For an excellent introduction to runes, we recommend Martin Findell’s book published by British Museum Press.

More information about how we have ‘runified’ this site

 

Studying the cauldrons

During the course of the project each cauldron will be carefully excavated from its block of soil and carefully recorded using drawings, photography and laser scanning. This will allow both a virtual three-dimensional reconstruction andthe resconstruction of the actual vessels if they are strong enough. The cauldrons will then be stabilised and prepared for long-term storage or public display. At the same time a range of specialists at the British Museum will study the cauldrons.

Line drawing of a complete cauldron, Alexandra Baldwin
  • 1

    How were they made?

    Specialists in the study of metals at the Museum will analyse evidence for manufacture. Possible resin remains, which may have been used to seal the joins between the bands of the cauldron, will be examined to provide information about manufacture techniques and methods of construction.

  • 2

    Why were they made?

    The composition of the metal will be analysed to determine if the cauldrons were manufactured using the same metal stock. If the same metal stock was used it could indicate that the cauldrons were manufactured specifically for burial. Or, it may be that a number of existing cauldrons were collected together. We know through repairs on the iron rim that at least one of the cauldrons was used, and through excavation will determine whether the others were used as well.

  • 3

    How long were they used for?

    The cauldrons will be examined for signs of wear and repair by Museum conservators. If many of the cauldrons show evidence of repair, it would suggest they were not made especially for burial and that existing cauldrons were collected together for this purpose.

  • 4

    What were they used for?

    Food and other organic residues stuck to the metal will be analysed to determine what the cauldrons were used for. Soil samples from inside the cauldrons will be examined to analyse pieces of bone, plant remains and pollen that might provide evidence for the food or drinks the cauldrons were once used to cook or contain.

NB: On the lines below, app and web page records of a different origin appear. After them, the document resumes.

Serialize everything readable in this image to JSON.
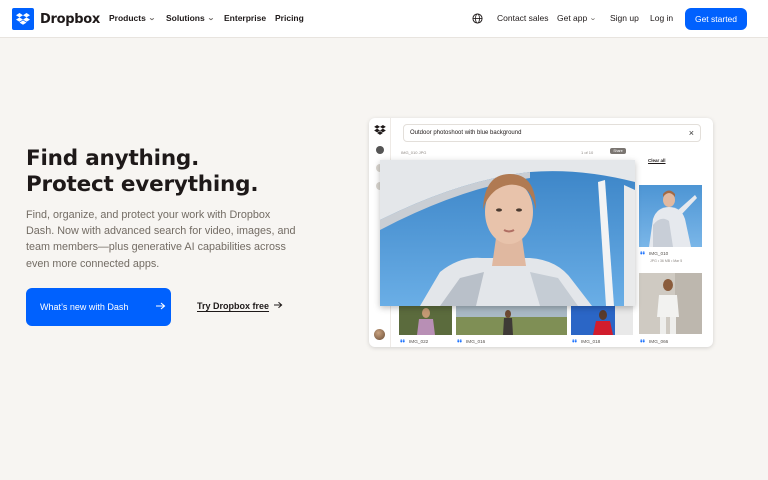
{
  "nav": {
    "brand": "Dropbox",
    "products": "Products",
    "solutions": "Solutions",
    "enterprise": "Enterprise",
    "pricing": "Pricing",
    "contact_sales": "Contact sales",
    "get_app": "Get app",
    "sign_up": "Sign up",
    "log_in": "Log in",
    "get_started": "Get started"
  },
  "hero": {
    "headline_1": "Find anything.",
    "headline_2": "Protect everything.",
    "subtitle": "Find, organize, and protect your work with Dropbox Dash. Now with advanced search for video, images, and team members—plus generative AI capabilities across even more connected apps.",
    "primary_button": "What’s new with Dash",
    "secondary_link": "Try Dropbox free"
  },
  "app": {
    "search_query": "Outdoor photoshoot with blue background",
    "toolbar_text": "IMG_010   JPG",
    "toolbar_right": "1 of 10",
    "share": "Share",
    "clear_all": "Clear all",
    "results": [
      {
        "label": "IMG_010",
        "meta": "JPG • 36 MB • Mar 5"
      },
      {
        "label": "IMG_022"
      },
      {
        "label": "IMG_016"
      },
      {
        "label": "IMG_018"
      },
      {
        "label": "IMG_066"
      }
    ]
  },
  "colors": {
    "accent": "#0061fe",
    "background": "#f7f5f2",
    "text": "#1e1919",
    "muted": "#736c64"
  }
}
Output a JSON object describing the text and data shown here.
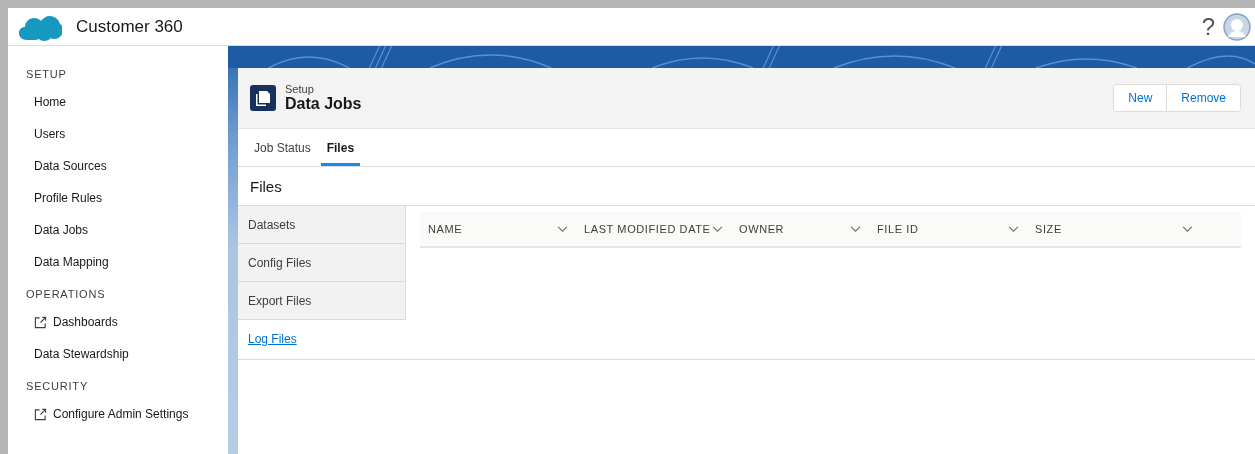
{
  "app": {
    "title": "Customer 360",
    "help": "?"
  },
  "sidebar": {
    "sections": [
      {
        "title": "SETUP",
        "items": [
          {
            "label": "Home",
            "external": false
          },
          {
            "label": "Users",
            "external": false
          },
          {
            "label": "Data Sources",
            "external": false
          },
          {
            "label": "Profile Rules",
            "external": false
          },
          {
            "label": "Data Jobs",
            "external": false
          },
          {
            "label": "Data Mapping",
            "external": false
          }
        ]
      },
      {
        "title": "OPERATIONS",
        "items": [
          {
            "label": "Dashboards",
            "external": true
          },
          {
            "label": "Data Stewardship",
            "external": false
          }
        ]
      },
      {
        "title": "SECURITY",
        "items": [
          {
            "label": "Configure Admin Settings",
            "external": true
          }
        ]
      }
    ]
  },
  "page_header": {
    "eyebrow": "Setup",
    "title": "Data Jobs",
    "buttons": [
      "New",
      "Remove"
    ]
  },
  "tabs": [
    {
      "label": "Job Status",
      "selected": false
    },
    {
      "label": "Files",
      "selected": true
    }
  ],
  "section_title": "Files",
  "file_nav": [
    {
      "label": "Datasets",
      "selected": false
    },
    {
      "label": "Config Files",
      "selected": false
    },
    {
      "label": "Export Files",
      "selected": false
    },
    {
      "label": "Log Files",
      "selected": true
    }
  ],
  "table": {
    "columns": [
      "NAME",
      "LAST MODIFIED DATE",
      "OWNER",
      "FILE ID",
      "SIZE"
    ]
  }
}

  • 5

    How, why and when were they deposited?

    The layout of the cauldrons in the ground will be re-constructed by conservators and illustrators. Charcoal and samples taken from cow skulls found at the bottom of the pit will be radiocarbon-dated to find out when they lived.

    It is possible that the pit was lined or that other perishable wooden vessels were also deposited. Wet sieving and flotation will be used to establish if this is true. Any pollen and seeds found using this method could also tell us what time of year the cauldrons were buried.

  • 6

    What do they tell us about Iron Age cauldrons?

    To place the finds in a wider European context it is essential to understand the social and symbolic significance of cauldrons and other Iron Age vessels. These issues will be addressed through an examination of other Iron Age cauldrons and vessels at institutions throughout the British Isles and selected institutions in Europe, looking particularly at evidence for manufacture, wear and repair.

    This study will provide a detailed catalogue of all surviving cauldrons and related vessels from Iron Age Britain and Ireland. It will reassess the existing evidence for the typology and dating of cauldrons; examine patterns in where, when and how cauldrons were deposited and provide a detailed reassessment of the social role and importance of cauldrons throughout the period.